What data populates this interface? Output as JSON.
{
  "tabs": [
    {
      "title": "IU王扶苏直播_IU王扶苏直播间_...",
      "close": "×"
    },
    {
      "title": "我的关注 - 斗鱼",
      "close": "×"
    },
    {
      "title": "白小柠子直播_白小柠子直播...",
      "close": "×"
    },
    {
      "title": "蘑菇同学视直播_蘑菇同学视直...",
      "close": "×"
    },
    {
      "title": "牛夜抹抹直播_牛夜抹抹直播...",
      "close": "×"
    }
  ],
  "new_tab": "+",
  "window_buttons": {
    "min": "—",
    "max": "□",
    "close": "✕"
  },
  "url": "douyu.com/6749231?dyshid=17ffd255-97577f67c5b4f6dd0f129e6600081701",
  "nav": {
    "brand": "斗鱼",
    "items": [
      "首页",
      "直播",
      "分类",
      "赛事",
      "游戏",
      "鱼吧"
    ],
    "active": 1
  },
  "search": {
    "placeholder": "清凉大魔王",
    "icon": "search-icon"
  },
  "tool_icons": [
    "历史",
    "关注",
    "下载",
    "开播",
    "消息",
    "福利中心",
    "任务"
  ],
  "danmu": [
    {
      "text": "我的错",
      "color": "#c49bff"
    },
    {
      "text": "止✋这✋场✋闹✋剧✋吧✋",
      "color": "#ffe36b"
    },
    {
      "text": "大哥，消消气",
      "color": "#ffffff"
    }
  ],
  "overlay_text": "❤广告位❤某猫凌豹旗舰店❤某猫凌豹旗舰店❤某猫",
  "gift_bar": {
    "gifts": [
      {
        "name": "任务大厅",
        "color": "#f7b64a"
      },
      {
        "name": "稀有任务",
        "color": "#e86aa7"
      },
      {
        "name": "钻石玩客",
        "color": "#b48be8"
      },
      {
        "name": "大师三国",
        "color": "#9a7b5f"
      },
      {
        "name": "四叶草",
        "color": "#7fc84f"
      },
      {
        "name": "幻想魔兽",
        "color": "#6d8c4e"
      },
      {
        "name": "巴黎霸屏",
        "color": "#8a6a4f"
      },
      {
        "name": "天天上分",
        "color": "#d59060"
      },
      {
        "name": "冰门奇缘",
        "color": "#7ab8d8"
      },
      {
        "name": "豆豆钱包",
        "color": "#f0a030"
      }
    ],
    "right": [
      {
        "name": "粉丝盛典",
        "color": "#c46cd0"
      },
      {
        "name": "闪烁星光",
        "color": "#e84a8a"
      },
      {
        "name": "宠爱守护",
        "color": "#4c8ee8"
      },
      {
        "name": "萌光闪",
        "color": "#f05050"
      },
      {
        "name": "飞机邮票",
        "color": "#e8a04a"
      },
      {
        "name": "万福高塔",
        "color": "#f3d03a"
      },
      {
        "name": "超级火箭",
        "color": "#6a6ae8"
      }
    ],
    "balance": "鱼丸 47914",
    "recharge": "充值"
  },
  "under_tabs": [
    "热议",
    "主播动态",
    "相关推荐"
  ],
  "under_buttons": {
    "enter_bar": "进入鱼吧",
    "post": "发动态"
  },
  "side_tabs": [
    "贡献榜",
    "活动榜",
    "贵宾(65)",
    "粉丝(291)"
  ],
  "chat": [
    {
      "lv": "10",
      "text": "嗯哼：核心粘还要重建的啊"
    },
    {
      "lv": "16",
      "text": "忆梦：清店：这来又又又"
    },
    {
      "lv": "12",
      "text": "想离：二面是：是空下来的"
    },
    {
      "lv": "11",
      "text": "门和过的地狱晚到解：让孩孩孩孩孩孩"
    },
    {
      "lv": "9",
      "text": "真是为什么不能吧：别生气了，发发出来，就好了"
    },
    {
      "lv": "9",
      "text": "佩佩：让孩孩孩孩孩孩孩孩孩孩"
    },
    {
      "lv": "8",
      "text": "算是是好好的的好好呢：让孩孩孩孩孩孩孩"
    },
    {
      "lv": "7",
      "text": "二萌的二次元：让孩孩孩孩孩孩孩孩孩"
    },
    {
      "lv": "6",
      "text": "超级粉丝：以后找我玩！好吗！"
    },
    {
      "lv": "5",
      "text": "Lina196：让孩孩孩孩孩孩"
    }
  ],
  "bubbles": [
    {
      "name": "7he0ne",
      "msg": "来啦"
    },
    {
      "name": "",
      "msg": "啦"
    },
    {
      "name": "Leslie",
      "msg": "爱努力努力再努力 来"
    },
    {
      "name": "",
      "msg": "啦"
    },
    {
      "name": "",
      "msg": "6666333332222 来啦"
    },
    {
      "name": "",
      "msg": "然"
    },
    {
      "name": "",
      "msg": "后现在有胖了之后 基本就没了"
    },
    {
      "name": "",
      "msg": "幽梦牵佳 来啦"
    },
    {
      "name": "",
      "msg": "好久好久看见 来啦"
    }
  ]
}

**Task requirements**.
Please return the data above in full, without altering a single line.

**Your solution**.
What data populates this interface? Output as JSON.
{
  "tabs": [
    {
      "title": "IU王扶苏直播_IU王扶苏直播间_...",
      "close": "×"
    },
    {
      "title": "我的关注 - 斗鱼",
      "close": "×"
    },
    {
      "title": "白小柠子直播_白小柠子直播...",
      "close": "×"
    },
    {
      "title": "蘑菇同学视直播_蘑菇同学视直...",
      "close": "×"
    },
    {
      "title": "牛夜抹抹直播_牛夜抹抹直播...",
      "close": "×"
    }
  ],
  "new_tab": "+",
  "window_buttons": {
    "min": "—",
    "max": "□",
    "close": "✕"
  },
  "url": "douyu.com/6749231?dyshid=17ffd255-97577f67c5b4f6dd0f129e6600081701",
  "nav": {
    "brand": "斗鱼",
    "items": [
      "首页",
      "直播",
      "分类",
      "赛事",
      "游戏",
      "鱼吧"
    ],
    "active": 1
  },
  "search": {
    "placeholder": "清凉大魔王",
    "icon": "search-icon"
  },
  "tool_icons": [
    "历史",
    "关注",
    "下载",
    "开播",
    "消息",
    "福利中心",
    "任务"
  ],
  "danmu": [
    {
      "text": "我的错",
      "color": "#c49bff"
    },
    {
      "text": "止✋这✋场✋闹✋剧✋吧✋",
      "color": "#ffe36b"
    },
    {
      "text": "大哥，消消气",
      "color": "#ffffff"
    }
  ],
  "overlay_text": "❤广告位❤某猫凌豹旗舰店❤某猫凌豹旗舰店❤某猫",
  "gift_bar": {
    "gifts": [
      {
        "name": "任务大厅",
        "color": "#f7b64a"
      },
      {
        "name": "稀有任务",
        "color": "#e86aa7"
      },
      {
        "name": "钻石玩客",
        "color": "#b48be8"
      },
      {
        "name": "大师三国",
        "color": "#9a7b5f"
      },
      {
        "name": "四叶草",
        "color": "#7fc84f"
      },
      {
        "name": "幻想魔兽",
        "color": "#6d8c4e"
      },
      {
        "name": "巴黎霸屏",
        "color": "#8a6a4f"
      },
      {
        "name": "天天上分",
        "color": "#d59060"
      },
      {
        "name": "冰门奇缘",
        "color": "#7ab8d8"
      },
      {
        "name": "豆豆钱包",
        "color": "#f0a030"
      }
    ],
    "right": [
      {
        "name": "粉丝盛典",
        "color": "#c46cd0"
      },
      {
        "name": "闪烁星光",
        "color": "#e84a8a"
      },
      {
        "name": "宠爱守护",
        "color": "#4c8ee8"
      },
      {
        "name": "萌光闪",
        "color": "#f05050"
      },
      {
        "name": "飞机邮票",
        "color": "#e8a04a"
      },
      {
        "name": "万福高塔",
        "color": "#f3d03a"
      },
      {
        "name": "超级火箭",
        "color": "#6a6ae8"
      }
    ],
    "balance": "鱼丸 47914",
    "recharge": "充值"
  },
  "under_tabs": [
    "热议",
    "主播动态",
    "相关推荐"
  ],
  "under_buttons": {
    "enter_bar": "进入鱼吧",
    "post": "发动态"
  },
  "side_tabs": [
    "贡献榜",
    "活动榜",
    "贵宾(65)",
    "粉丝(291)"
  ],
  "chat": [
    {
      "lv": "10",
      "text": "嗯哼：核心粘还要重建的啊"
    },
    {
      "lv": "16",
      "text": "忆梦：清店：这来又又又"
    },
    {
      "lv": "12",
      "text": "想离：二面是：是空下来的"
    },
    {
      "lv": "11",
      "text": "门和过的地狱晚到解：让孩孩孩孩孩孩"
    },
    {
      "lv": "9",
      "text": "真是为什么不能吧：别生气了，发发出来，就好了"
    },
    {
      "lv": "9",
      "text": "佩佩：让孩孩孩孩孩孩孩孩孩孩"
    },
    {
      "lv": "8",
      "text": "算是是好好的的好好呢：让孩孩孩孩孩孩孩"
    },
    {
      "lv": "7",
      "text": "二萌的二次元：让孩孩孩孩孩孩孩孩孩"
    },
    {
      "lv": "6",
      "text": "超级粉丝：以后找我玩！好吗！"
    },
    {
      "lv": "5",
      "text": "Lina196：让孩孩孩孩孩孩"
    }
  ],
  "bubbles": [
    {
      "name": "7he0ne",
      "msg": "来啦"
    },
    {
      "name": "",
      "msg": "啦"
    },
    {
      "name": "Leslie",
      "msg": "爱努力努力再努力 来"
    },
    {
      "name": "",
      "msg": "啦"
    },
    {
      "name": "",
      "msg": "6666333332222 来啦"
    },
    {
      "name": "",
      "msg": "然"
    },
    {
      "name": "",
      "msg": "后现在有胖了之后 基本就没了"
    },
    {
      "name": "",
      "msg": "幽梦牵佳 来啦"
    },
    {
      "name": "",
      "msg": "好久好久看见 来啦"
    }
  ]
}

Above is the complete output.